The second was the mapping between Internet Protocol (IP) address and an account. IP addresses are not fixed, but are the nearest thing the Internet has to a phone number.
The data retention regime would cause the mapping between IP addresses and the accounts to which they were allocated, to be retained. In this example the source and destination of communication are IP addresses and the accounts they were allocated to at the time of the communication.
And then comes this
The third is the worrying one, and one the Internet Service Providers (ISPs) are likely to resist quite strongly. It was messaging, including emails.
Given the huge number of emails that are transmitted every day – including spam emails – this is likely to be a significant imposition on an ISP.
Although not quite as intrusive as web browsing history (which Mr Turnbull said the “act will expressly exclude”), recording who you emailed and who emailed you is still a substantial threat to privacy.
In this case the source and destination of the communication is not so clear. Messaging is not just email. There are many messaging systems such as Apple’s iMessage and messaging embedded within social networks such as Direct Messaging in Twitter.
Presumably ISPs will only be responsible for email and messaging systems they operate, but we will have to wait for the regulations for the detail.
One point Mr Turnbull stressed throughout his speech to Parliament though was that metadata retention was not about the content of any communication.
[…] service providers will not be required to retain the content or substance of any communication, including subject lines of emails or posts on social media sites.
Some good news
One welcome change is that the legislation has tightened the requirements as to who can access metadata without a warrant.

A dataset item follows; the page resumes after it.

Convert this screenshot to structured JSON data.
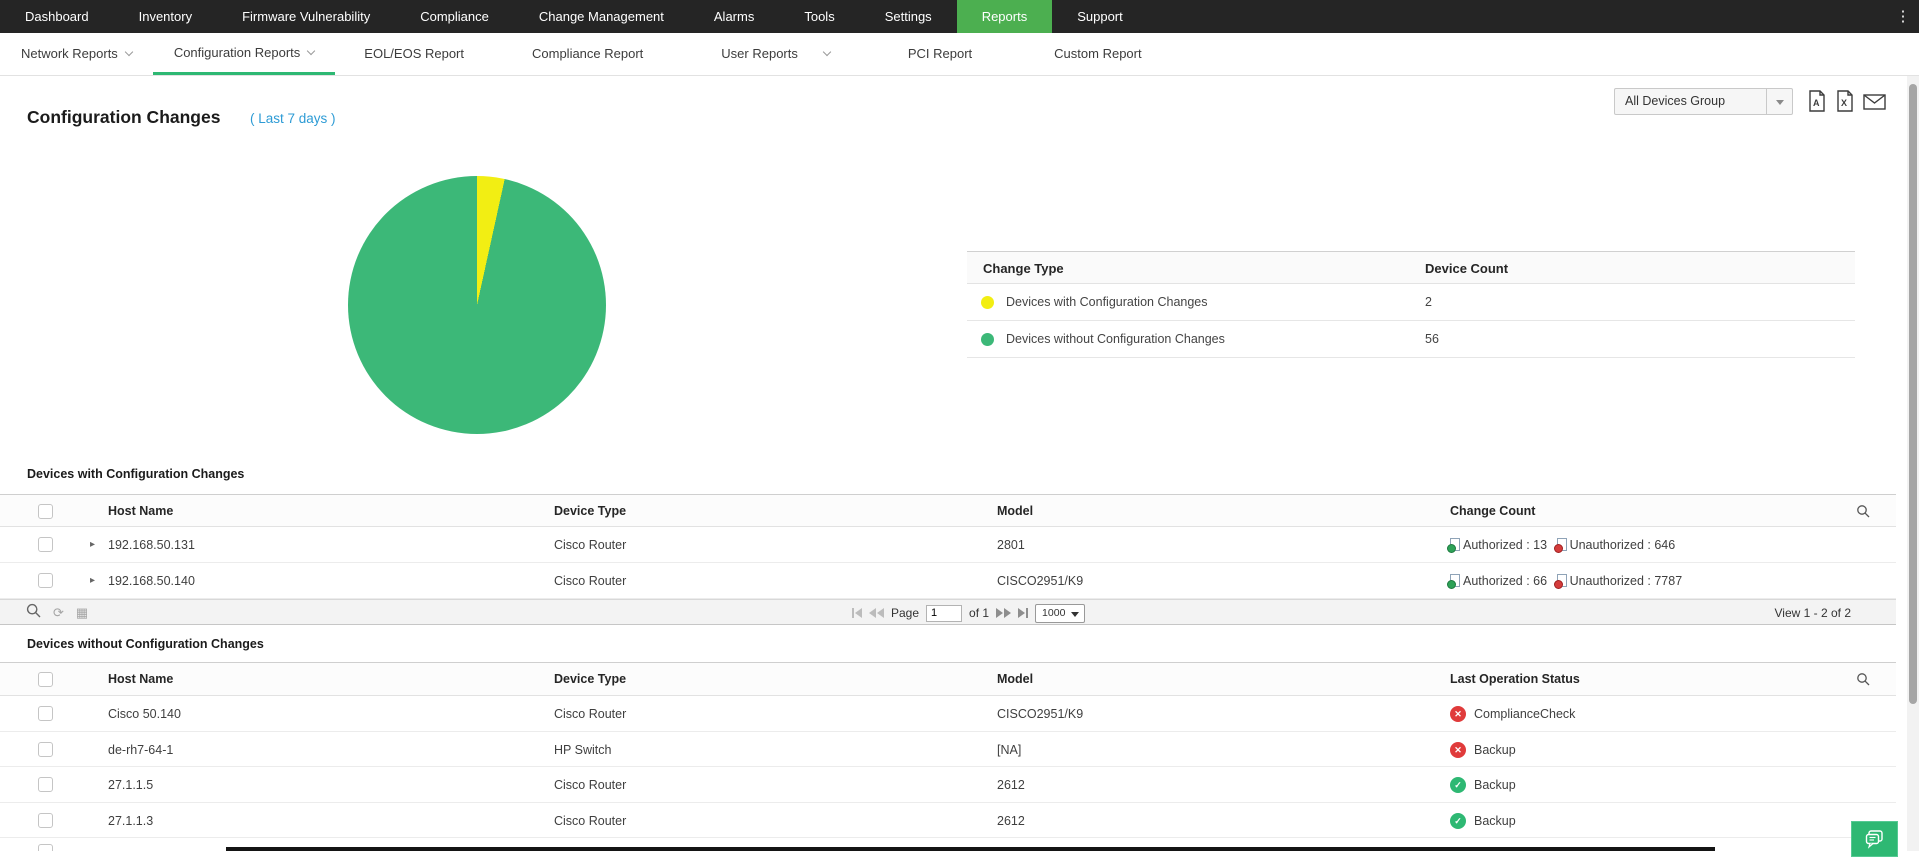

This was a criticism of the current regime, with almost any government agency being able to access metadata without a warrant. That privilege will be restricted to specified criminal law enforcement agencies and other agencies that the minister may approve.
Interestingly, the requirement to store volume of data uploaded and downloaded, the purpose of which is hard to understand as being anything other than looking for copyright violations, appears to have disappeared.

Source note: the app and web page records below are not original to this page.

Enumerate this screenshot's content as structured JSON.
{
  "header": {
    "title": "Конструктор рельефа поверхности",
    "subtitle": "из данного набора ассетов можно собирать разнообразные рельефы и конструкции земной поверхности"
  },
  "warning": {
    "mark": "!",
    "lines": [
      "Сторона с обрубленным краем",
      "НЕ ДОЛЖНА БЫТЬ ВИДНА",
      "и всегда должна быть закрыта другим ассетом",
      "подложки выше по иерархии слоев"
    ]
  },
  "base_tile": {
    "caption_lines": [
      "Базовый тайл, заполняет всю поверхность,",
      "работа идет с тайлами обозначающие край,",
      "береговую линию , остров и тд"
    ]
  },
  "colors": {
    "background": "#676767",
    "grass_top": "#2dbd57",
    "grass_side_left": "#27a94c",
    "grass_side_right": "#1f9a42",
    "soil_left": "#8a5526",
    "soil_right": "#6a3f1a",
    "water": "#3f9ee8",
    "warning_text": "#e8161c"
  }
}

Nevertheless, the Australian Federal Police (AFP) has said the data retention regime will be used to pursue file sharing.
So, in summary, on the positive side we have a little more clarity than we’ve seen so far, and the nightmare where all metadata was to be stored seems to have receded.
But on the negative we still do not know exactly what metadata is to be retained until we see the regulations and based on the messaging example in Mr Turnbull’s speech and the statement from the AFP there are still matters that are likely to be sources of contention.Philip Branch is Senior Lecturer in Telecommunications at Swinburne University of Technology. He has received funding from organisations working in Lawful Interception.